Would Craig Barrett buy K12 Inc. stock (or enroll his child in one of their virtual schools)?

by David Safier

As I posted Wednesday, Whitney Tilson, who runs Kase Capital hedge fund, is shorting K12 Inc. On Sunday, he explained why.

Before I go into Tilson's reasons for the short, I feel the need, once again, to ask for Craig Barrett's views on this. Barrett, Gov. Brewer's spokesman on education, president and chairman of BASIS charter schools, one of the prime movers behind the Common Core and rich, savvy ex-CEO of Intel, is also one of 10 members of the K12 Inc. Board. While he talks in public and to the press regularly, he has never, so far as I know, talked about K12 Inc. or its Arizona Virtual Academy for the record. Yet K12 Inc.'s Arizona school alone enrolls over 4,000 students, which is similar to the number of students enrolled in all Arizona BASIS charters combined — and that's only in Arizona. Certainly the subject deserves a mention from a high profile educational spokesman like Barrett.

Tilson goes into his reasons for shorting K12 Inc. at some length. They are based both on recent earnings and what he sees as an untenable educational model. He notes that "year-over-year revenue growth – critical for a stock trading at nearly 50x earnings – has been falling sharply over the past two years, and is projected to fall further in the next year (to 16%)."
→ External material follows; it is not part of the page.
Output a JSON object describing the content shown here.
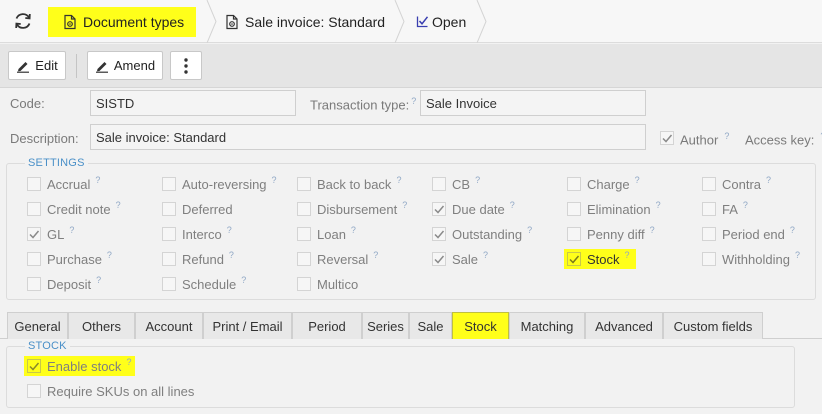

He says that, while there are a small number of students who are well suited to the virtual school model, K12 Inc. needs lots of students, which means aggressive recruiting for students, most of whom are a bad fit. "Since going public in late 2007, numerous former employees have told me that K12 has adopted a growth-at-any cost mentality in order to support its richly priced stock."
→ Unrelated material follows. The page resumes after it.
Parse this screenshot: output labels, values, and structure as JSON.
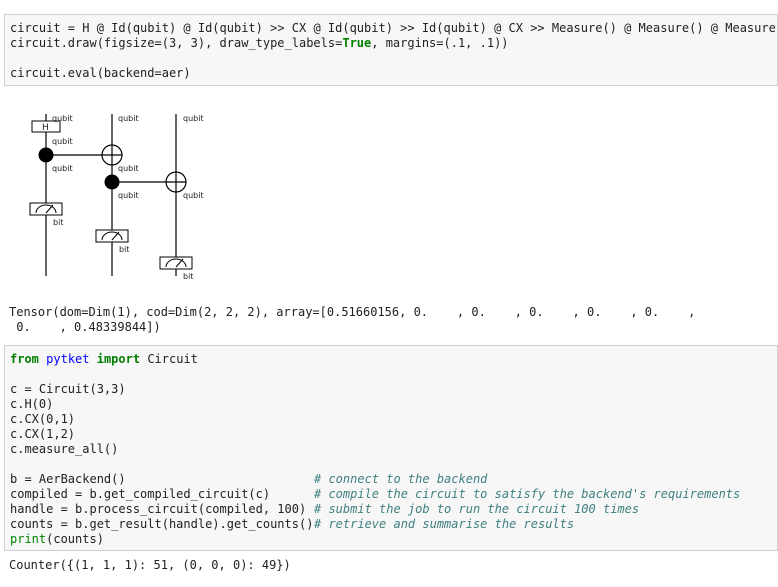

Most cynically, K12 Inc. goes after at risk students who are probably the least likely group to be self motivated enough to work on their own. He quotes a Columbia University Teachers College prof: "K12’s phone banks have figured out a way to target dropouts and special ed kids. They will sign up anyone – as long as that warm body signs in periodically, K12 can draw enrollment money from the district."

K12 Inc. spends far less on teacher and administrative salaries per student than brick-and-mortar schools. "In light of such low spending, it’s not surprising that many teachers report excessive class sizes and feeling harried, overworked and unsupported."

And of course, all these factors lead to what Tilson calls "horrific educational outcomes."

The condemnations continue. Tilson and his people are fierce, unrelenting researchers, and they've put together a thorough piece condemning K12 Inc.'s practices and questioning the viability of its educational and financial models. Tilson says he's a supporter of charter schools and other "new models of education, whether for profit or nonprofit, as long as they work for kids." He just thinks K12 Inc. doesn't work.

Mr. Barrett, any thoughts you'd like to share? Journalists, do any of you want to ask Barrett to share his thoughts?

UPDATE: K12 Inc. CEO Ron Packard "unloaded 18,000 shares of K12 stock in a transaction that occurred on Wednesday, September 18th." That still leaves him with 219,709 shares, so it's not like he's dumping his holdings. The stock is reasonably high right now, so maybe he's just cashing in — though it's lost some value over the past 10 days. Maybe Packard agrees with Tilson that the stock is about to fall and is planning to sell it off bit by bit off before it loses value. Lots of analysts, unlike Tilson, are giving it an "outperform" and "Buy" rating. But that's what makes horse racing and stock trading.

One response to “Would Craig Barrett buy K12 Inc. stock (or enroll his child in one of their virtual schools)?

  1. So the business model needs year over year growth to sustain its stock price? Then it makes sense that a few years ago then-Gov. Jeb Bush proposed a law requiring all high school students to take at least one online course before graduating. That would be a huge boost to an online school. Floridians weren’t having it and it went down.